Authors: Jerzy Banski

Abstract:

The basic aim of this study is to discuss and assess different classifications and research approaches to small towns that take their social and economic functions into account, as well as relations with surrounding areas. The subject literature typically includes three types of approaches to the classification of small towns: 1) the structural, 2) the location-related, and 3) the mixed. The structural approach allows for the grouping of towns from the point of view of the social, cultural and economic functions they discharge. The location-related approach draws on the idea of there being a continuum between the center and the periphery. A mixed classification making simultaneous use of the different approaches to research brings the most information to bear in regard to categories of the urban locality. Bearing in mind the approaches to classification, it is possible to propose a synthetic method for classifying small towns that takes account of economic structure, location and the relationship between the towns and their surroundings. In the case of economic structure, the small centers may be divided into two basic groups – those featuring a multi-branch structure and those that are specialized economically. A second element of the classification reflects the locations of urban centers. Two basic types can be identified – the small town within the range of impact of a large agglomeration, or else the town outside such areas, which is to say located peripherally. The third component of the classification arises out of small towns’ relations with their surroundings. In consequence, it is possible to indicate 8 types of small-town: from local centers enjoying good accessibility and a multi-branch economic structure to peripheral supra-local centers characterised by a specialized economic structure.

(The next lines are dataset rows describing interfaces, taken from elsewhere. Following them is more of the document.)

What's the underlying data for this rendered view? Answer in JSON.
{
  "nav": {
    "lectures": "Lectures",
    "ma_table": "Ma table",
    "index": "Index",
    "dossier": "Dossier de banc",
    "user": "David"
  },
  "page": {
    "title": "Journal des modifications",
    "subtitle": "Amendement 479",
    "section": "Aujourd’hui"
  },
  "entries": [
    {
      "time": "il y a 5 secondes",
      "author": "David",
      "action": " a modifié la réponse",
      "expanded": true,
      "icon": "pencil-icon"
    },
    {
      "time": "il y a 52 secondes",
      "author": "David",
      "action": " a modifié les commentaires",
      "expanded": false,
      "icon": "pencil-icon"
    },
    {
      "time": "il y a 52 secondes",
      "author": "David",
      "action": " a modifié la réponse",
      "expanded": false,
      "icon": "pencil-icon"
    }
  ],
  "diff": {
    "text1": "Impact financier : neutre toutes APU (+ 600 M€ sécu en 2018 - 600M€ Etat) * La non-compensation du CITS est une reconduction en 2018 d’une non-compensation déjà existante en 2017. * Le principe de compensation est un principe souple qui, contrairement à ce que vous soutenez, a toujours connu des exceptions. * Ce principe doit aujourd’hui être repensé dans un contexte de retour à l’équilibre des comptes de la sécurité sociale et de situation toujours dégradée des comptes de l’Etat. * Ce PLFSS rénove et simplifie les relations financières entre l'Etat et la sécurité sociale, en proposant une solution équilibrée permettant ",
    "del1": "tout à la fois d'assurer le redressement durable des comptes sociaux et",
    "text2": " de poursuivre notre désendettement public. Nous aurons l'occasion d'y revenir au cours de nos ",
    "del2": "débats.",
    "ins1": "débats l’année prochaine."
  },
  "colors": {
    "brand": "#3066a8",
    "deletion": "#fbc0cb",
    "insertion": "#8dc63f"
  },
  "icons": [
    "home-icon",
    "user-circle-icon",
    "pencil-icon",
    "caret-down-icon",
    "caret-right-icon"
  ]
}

Keywords: small towns, classification, functional structure, localization

Procedia PDF Downloads 71